Given records section start
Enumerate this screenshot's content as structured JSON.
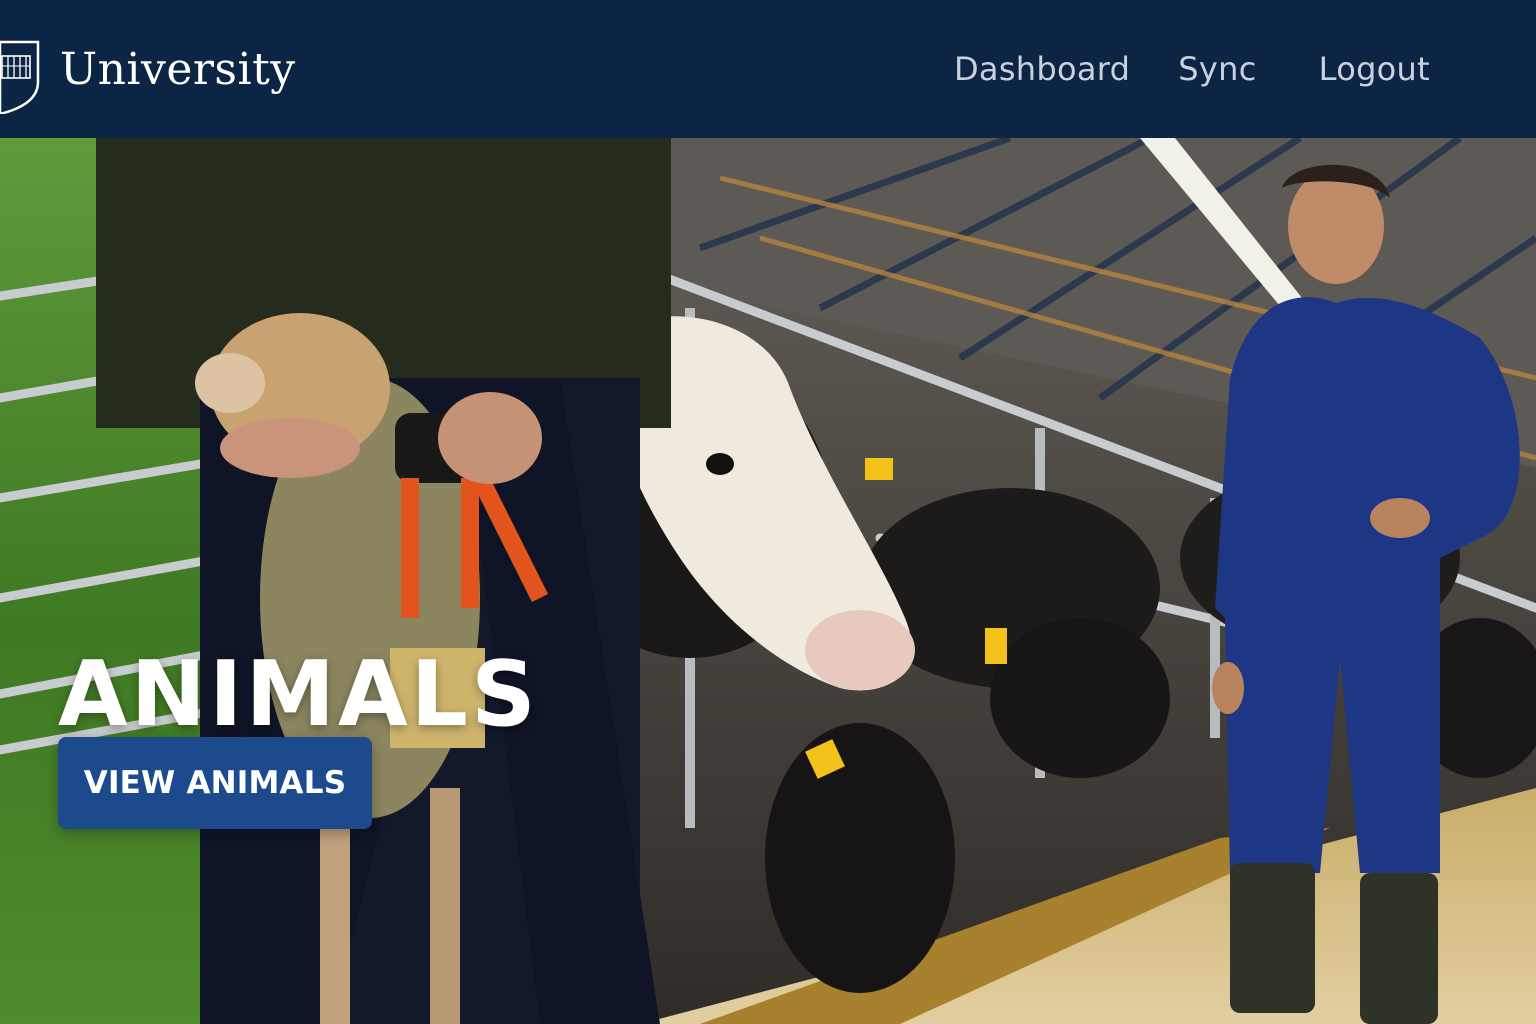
{
  "header": {
    "brand": "University",
    "logo_icon": "shield-icon",
    "nav": [
      {
        "label": "Dashboard"
      },
      {
        "label": "Sync"
      },
      {
        "label": "Logout"
      }
    ]
  },
  "hero": {
    "title": "ANIMALS",
    "cta_label": "VIEW ANIMALS",
    "image": "farm-livestock-photo"
  },
  "colors": {
    "header_bg": "#0c2544",
    "nav_text": "#c9d1dc",
    "button_bg": "#1c4a8c",
    "text_white": "#ffffff"
  }
}
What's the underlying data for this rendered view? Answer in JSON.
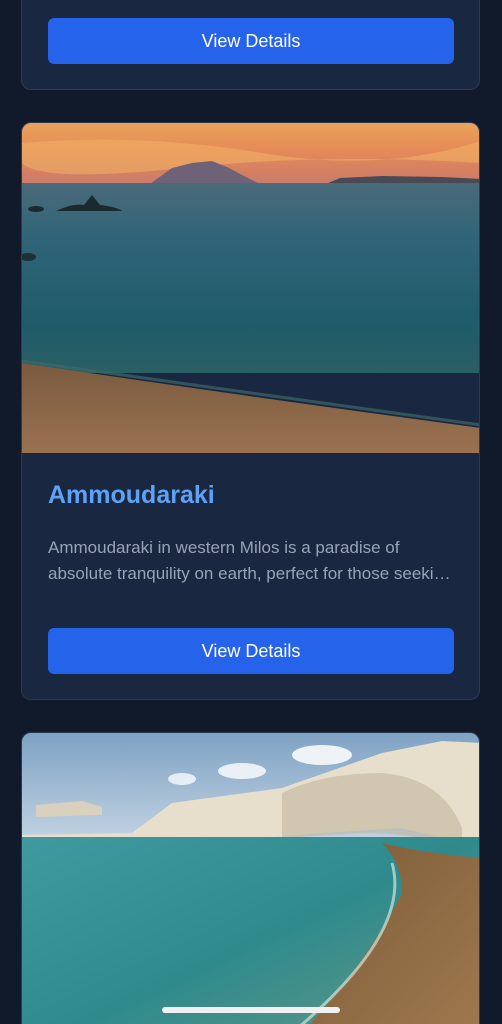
{
  "cards": [
    {
      "button_label": "View Details"
    },
    {
      "image_alt": "Ammoudaraki",
      "title": "Ammoudaraki",
      "description": "Ammoudaraki in western Milos is a paradise of absolute tranquility on earth, perfect for those seeking peace and relaxation.",
      "button_label": "View Details"
    },
    {
      "image_alt": ""
    }
  ],
  "colors": {
    "background": "#111a2b",
    "card": "#1a2740",
    "accent_button": "#2563eb",
    "title": "#5ea2f5",
    "description": "#97a3b6"
  }
}
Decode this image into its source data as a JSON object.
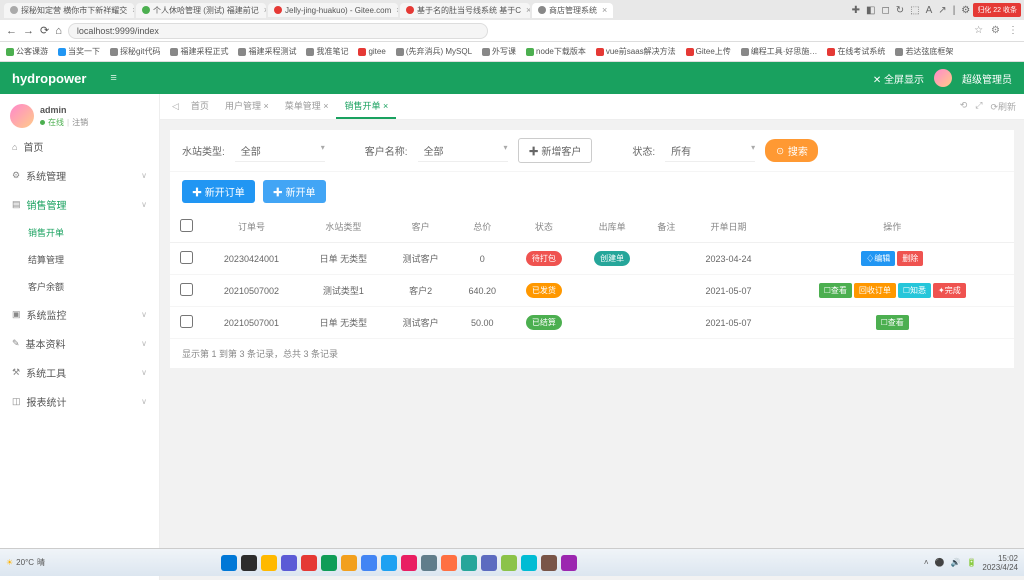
{
  "browser": {
    "tabs": [
      {
        "title": "探秘知定营 横你市下新祥耀交",
        "color": "#aaa"
      },
      {
        "title": "个人休哈管理 (测试) 福建前记",
        "color": "#4caf50"
      },
      {
        "title": "Jelly-jing-huakuo) - Gitee.com",
        "color": "#e53935"
      },
      {
        "title": "基于名的肚当号线系统 基于C",
        "color": "#e53935"
      },
      {
        "title": "商店管理系统",
        "color": "#888",
        "active": true
      }
    ],
    "window_btns": [
      "✚",
      "◧",
      "◻",
      "↻",
      "⬚",
      "A",
      "↗",
      "|",
      "⚙",
      "⤢",
      "◑",
      "−",
      "×"
    ],
    "address": "localhost:9999/index",
    "nav_icons": [
      "←",
      "→",
      "⟳",
      "⌂"
    ],
    "addr_right": [
      "☆",
      "⚙",
      "⋮"
    ],
    "bookmarks": [
      {
        "label": "公客课游",
        "color": "#4caf50"
      },
      {
        "label": "当奖一下",
        "color": "#2196f3"
      },
      {
        "label": "探秘git代码",
        "color": "#888"
      },
      {
        "label": "福建采程正式",
        "color": "#888"
      },
      {
        "label": "福建采程测试",
        "color": "#888"
      },
      {
        "label": "我准笔记",
        "color": "#888"
      },
      {
        "label": "gitee",
        "color": "#e53935"
      },
      {
        "label": "(先弃消兵) MySQL",
        "color": "#888"
      },
      {
        "label": "外写课",
        "color": "#888"
      },
      {
        "label": "node下载版本",
        "color": "#4caf50"
      },
      {
        "label": "vue前saas解决方法",
        "color": "#e53935"
      },
      {
        "label": "Gitee上传",
        "color": "#e53935"
      },
      {
        "label": "编程工具·好思施…",
        "color": "#888"
      },
      {
        "label": "在线考试系统",
        "color": "#e53935"
      },
      {
        "label": "若达弦底框架",
        "color": "#888"
      }
    ],
    "red_badge": "归化 22 收条"
  },
  "app": {
    "title": "hydropower",
    "fullscreen": "✕ 全屏显示",
    "user_top": "超级管理员"
  },
  "sidebar": {
    "user": {
      "name": "admin",
      "status": "在线",
      "action": "注销"
    },
    "items": [
      {
        "label": "首页",
        "icon": "⌂",
        "children": []
      },
      {
        "label": "系统管理",
        "icon": "⚙",
        "expand": true,
        "children": []
      },
      {
        "label": "销售管理",
        "icon": "▤",
        "expand": true,
        "active": true,
        "children": [
          {
            "label": "销售开单",
            "active": true
          },
          {
            "label": "结算管理"
          },
          {
            "label": "客户余额"
          }
        ]
      },
      {
        "label": "系统监控",
        "icon": "▣",
        "expand": true,
        "children": []
      },
      {
        "label": "基本资料",
        "icon": "✎",
        "expand": true,
        "children": []
      },
      {
        "label": "系统工具",
        "icon": "⚒",
        "expand": true,
        "children": []
      },
      {
        "label": "报表统计",
        "icon": "◫",
        "expand": true,
        "children": []
      }
    ]
  },
  "tabs": {
    "left_icon": "◁",
    "items": [
      {
        "label": "首页"
      },
      {
        "label": "用户管理 ×"
      },
      {
        "label": "菜单管理 ×"
      },
      {
        "label": "销售开单 ×",
        "active": true
      }
    ],
    "right_icons": [
      "⟲",
      "⤢",
      "⟳刷新"
    ]
  },
  "filters": {
    "f1": {
      "label": "水站类型:",
      "value": "全部"
    },
    "f2": {
      "label": "客户名称:",
      "value": "全部"
    },
    "add_customer": "✚ 新增客户",
    "f3": {
      "label": "状态:",
      "value": "所有"
    },
    "search": "☉ 搜索"
  },
  "actions": {
    "btn1": "✚ 新开订单",
    "btn2": "✚ 新开单"
  },
  "table": {
    "cols": [
      "",
      "订单号",
      "水站类型",
      "客户",
      "总价",
      "状态",
      "出库单",
      "备注",
      "开单日期",
      "操作"
    ],
    "rows": [
      {
        "id": "20230424001",
        "site": "日单 无类型",
        "cust": "测试客户",
        "price": "0",
        "status": {
          "text": "待打包",
          "cls": "bg-red"
        },
        "out": {
          "text": "创建单",
          "cls": "bg-teal"
        },
        "note": "",
        "date": "2023-04-24",
        "ops": [
          {
            "t": "♢编辑",
            "c": "ob-blue"
          },
          {
            "t": "删除",
            "c": "ob-red"
          }
        ]
      },
      {
        "id": "20210507002",
        "site": "测试类型1",
        "cust": "客户2",
        "price": "640.20",
        "status": {
          "text": "已发货",
          "cls": "bg-orange"
        },
        "out": null,
        "note": "",
        "date": "2021-05-07",
        "ops": [
          {
            "t": "☐查看",
            "c": "ob-green"
          },
          {
            "t": "回收订单",
            "c": "ob-orange"
          },
          {
            "t": "☐知悉",
            "c": "ob-cyan"
          },
          {
            "t": "✦完成",
            "c": "ob-red"
          }
        ]
      },
      {
        "id": "20210507001",
        "site": "日单 无类型",
        "cust": "测试客户",
        "price": "50.00",
        "status": {
          "text": "已结算",
          "cls": "bg-green"
        },
        "out": null,
        "note": "",
        "date": "2021-05-07",
        "ops": [
          {
            "t": "☐查看",
            "c": "ob-green"
          }
        ]
      }
    ],
    "footer": "显示第 1 到第 3 条记录，总共 3 条记录"
  },
  "taskbar": {
    "weather": "20°C",
    "weather_desc": "晴",
    "icons": [
      "#0078d7",
      "#2d2d2d",
      "#ffb900",
      "#5b5bd6",
      "#e53935",
      "#0f9d58",
      "#f2a01e",
      "#4285f4",
      "#1da1f2",
      "#e91e63",
      "#607d8b",
      "#ff7043",
      "#26a69a",
      "#5c6bc0",
      "#8bc34a",
      "#00bcd4",
      "#795548",
      "#9c27b0"
    ],
    "time": "15:02",
    "date": "2023/4/24"
  }
}
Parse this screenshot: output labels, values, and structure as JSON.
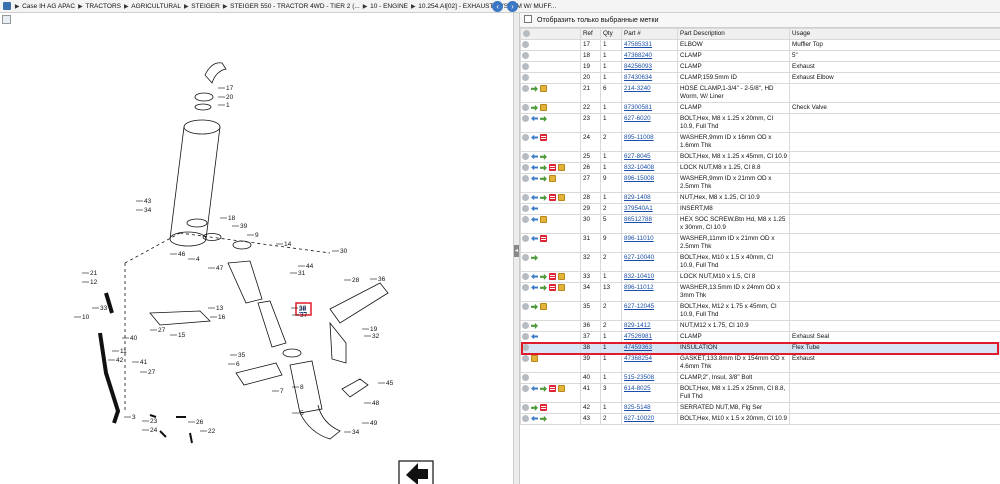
{
  "breadcrumb": [
    "Case IH AG APAC",
    "TRACTORS",
    "AGRICULTURAL",
    "STEIGER",
    "STEIGER 550 - TRACTOR 4WD - TIER 2 (...",
    "10 - ENGINE",
    "10.254.AI[02] - EXHAUST SYSTEM W/ MUFF..."
  ],
  "filter_label": "Отобразить только выбранные метки",
  "columns": [
    "Ref",
    "Qty",
    "Part #",
    "Part Description",
    "Usage"
  ],
  "diagram": {
    "highlight_label": "38",
    "callouts": [
      "17",
      "20",
      "1",
      "43",
      "34",
      "18",
      "39",
      "9",
      "14",
      "31",
      "44",
      "46",
      "4",
      "47",
      "21",
      "12",
      "33",
      "10",
      "11",
      "42",
      "40",
      "41",
      "27",
      "3",
      "23",
      "24",
      "26",
      "22",
      "13",
      "16",
      "15",
      "37",
      "38",
      "30",
      "28",
      "36",
      "29",
      "32",
      "35",
      "6",
      "7",
      "8",
      "5",
      "19",
      "45",
      "48",
      "49",
      "34",
      "27"
    ]
  },
  "rows": [
    {
      "icons": [
        "g"
      ],
      "ref": "17",
      "qty": "1",
      "part": "47585331",
      "desc": "ELBOW",
      "usage": "Muffler Top"
    },
    {
      "icons": [
        "g"
      ],
      "ref": "18",
      "qty": "1",
      "part": "47368240",
      "desc": "CLAMP",
      "usage": "5\""
    },
    {
      "icons": [
        "g"
      ],
      "ref": "19",
      "qty": "1",
      "part": "84256093",
      "desc": "CLAMP",
      "usage": "Exhaust"
    },
    {
      "icons": [
        "g"
      ],
      "ref": "20",
      "qty": "1",
      "part": "87430634",
      "desc": "CLAMP,159.5mm ID",
      "usage": "Exhaust Elbow"
    },
    {
      "icons": [
        "g",
        "a",
        "p"
      ],
      "ref": "21",
      "qty": "6",
      "part": "214-3240",
      "desc": "HOSE CLAMP,1-3/4\" - 2-5/8\", HD Worm, W/ Liner",
      "usage": ""
    },
    {
      "icons": [
        "g",
        "a",
        "p"
      ],
      "ref": "22",
      "qty": "1",
      "part": "87300581",
      "desc": "CLAMP",
      "usage": "Check Valve"
    },
    {
      "icons": [
        "g",
        "b",
        "a"
      ],
      "ref": "23",
      "qty": "1",
      "part": "627-6020",
      "desc": "BOLT,Hex, M8 x 1.25 x 20mm, Cl 10.9, Full Thd",
      "usage": ""
    },
    {
      "icons": [
        "g",
        "b",
        "r"
      ],
      "ref": "24",
      "qty": "2",
      "part": "895-11008",
      "desc": "WASHER,9mm ID x 16mm OD x 1.6mm Thk",
      "usage": ""
    },
    {
      "icons": [
        "g",
        "b",
        "a"
      ],
      "ref": "25",
      "qty": "1",
      "part": "627-8045",
      "desc": "BOLT,Hex, M8 x 1.25 x 45mm, Cl 10.9",
      "usage": ""
    },
    {
      "icons": [
        "g",
        "b",
        "a",
        "r",
        "p"
      ],
      "ref": "26",
      "qty": "1",
      "part": "832-10408",
      "desc": "LOCK NUT,M8 x 1.25, Cl 8.8",
      "usage": ""
    },
    {
      "icons": [
        "g",
        "b",
        "a",
        "p"
      ],
      "ref": "27",
      "qty": "9",
      "part": "896-15008",
      "desc": "WASHER,9mm ID x 21mm OD x 2.5mm Thk",
      "usage": ""
    },
    {
      "icons": [
        "g",
        "b",
        "a",
        "r",
        "p"
      ],
      "ref": "28",
      "qty": "1",
      "part": "829-1408",
      "desc": "NUT,Hex, M8 x 1.25, Cl 10.9",
      "usage": ""
    },
    {
      "icons": [
        "g",
        "b"
      ],
      "ref": "29",
      "qty": "2",
      "part": "379540A1",
      "desc": "INSERT,M8",
      "usage": ""
    },
    {
      "icons": [
        "g",
        "b",
        "p"
      ],
      "ref": "30",
      "qty": "5",
      "part": "86512788",
      "desc": "HEX SOC SCREW,Btn Hd, M8 x 1.25 x 30mm, Cl 10.9",
      "usage": ""
    },
    {
      "icons": [
        "g",
        "b",
        "r"
      ],
      "ref": "31",
      "qty": "9",
      "part": "896-11010",
      "desc": "WASHER,11mm ID x 21mm OD x 2.5mm Thk",
      "usage": ""
    },
    {
      "icons": [
        "g",
        "a"
      ],
      "ref": "32",
      "qty": "2",
      "part": "627-10040",
      "desc": "BOLT,Hex, M10 x 1.5 x 40mm, Cl 10.9, Full Thd",
      "usage": ""
    },
    {
      "icons": [
        "g",
        "b",
        "a",
        "r",
        "p"
      ],
      "ref": "33",
      "qty": "1",
      "part": "832-10410",
      "desc": "LOCK NUT,M10 x 1.5, Cl 8",
      "usage": ""
    },
    {
      "icons": [
        "g",
        "b",
        "a",
        "r",
        "p"
      ],
      "ref": "34",
      "qty": "13",
      "part": "896-11012",
      "desc": "WASHER,13.5mm ID x 24mm OD x 3mm Thk",
      "usage": ""
    },
    {
      "icons": [
        "g",
        "a",
        "p"
      ],
      "ref": "35",
      "qty": "2",
      "part": "627-12045",
      "desc": "BOLT,Hex, M12 x 1.75 x 45mm, Cl 10.9, Full Thd",
      "usage": ""
    },
    {
      "icons": [
        "g",
        "a"
      ],
      "ref": "36",
      "qty": "2",
      "part": "829-1412",
      "desc": "NUT,M12 x 1.75, Cl 10.9",
      "usage": ""
    },
    {
      "icons": [
        "g",
        "b"
      ],
      "ref": "37",
      "qty": "1",
      "part": "47526981",
      "desc": "CLAMP",
      "usage": "Exhaust Seal"
    },
    {
      "icons": [
        "g"
      ],
      "ref": "38",
      "qty": "1",
      "part": "47459363",
      "desc": "INSULATION",
      "usage": "Flex Tube",
      "selected": true
    },
    {
      "icons": [
        "g",
        "p"
      ],
      "ref": "39",
      "qty": "1",
      "part": "47368254",
      "desc": "GASKET,133.8mm ID x 154mm OD x 4.6mm Thk",
      "usage": "Exhaust"
    },
    {
      "icons": [
        "g"
      ],
      "ref": "40",
      "qty": "1",
      "part": "515-23508",
      "desc": "CLAMP,2\", Insul, 3/8\" Bolt",
      "usage": ""
    },
    {
      "icons": [
        "g",
        "b",
        "a",
        "r",
        "p"
      ],
      "ref": "41",
      "qty": "3",
      "part": "614-8025",
      "desc": "BOLT,Hex, M8 x 1.25 x 25mm, Cl 8.8, Full Thd",
      "usage": ""
    },
    {
      "icons": [
        "g",
        "a",
        "r"
      ],
      "ref": "42",
      "qty": "1",
      "part": "825-5148",
      "desc": "SERRATED NUT,M8, Flg Ser",
      "usage": ""
    },
    {
      "icons": [
        "g",
        "b",
        "a"
      ],
      "ref": "43",
      "qty": "2",
      "part": "627-10020",
      "desc": "BOLT,Hex, M10 x 1.5 x 20mm, Cl 10.9",
      "usage": ""
    }
  ]
}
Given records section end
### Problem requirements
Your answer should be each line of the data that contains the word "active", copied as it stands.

### Result below
        "active": true
        "active": true,
            "active": true
        "active": true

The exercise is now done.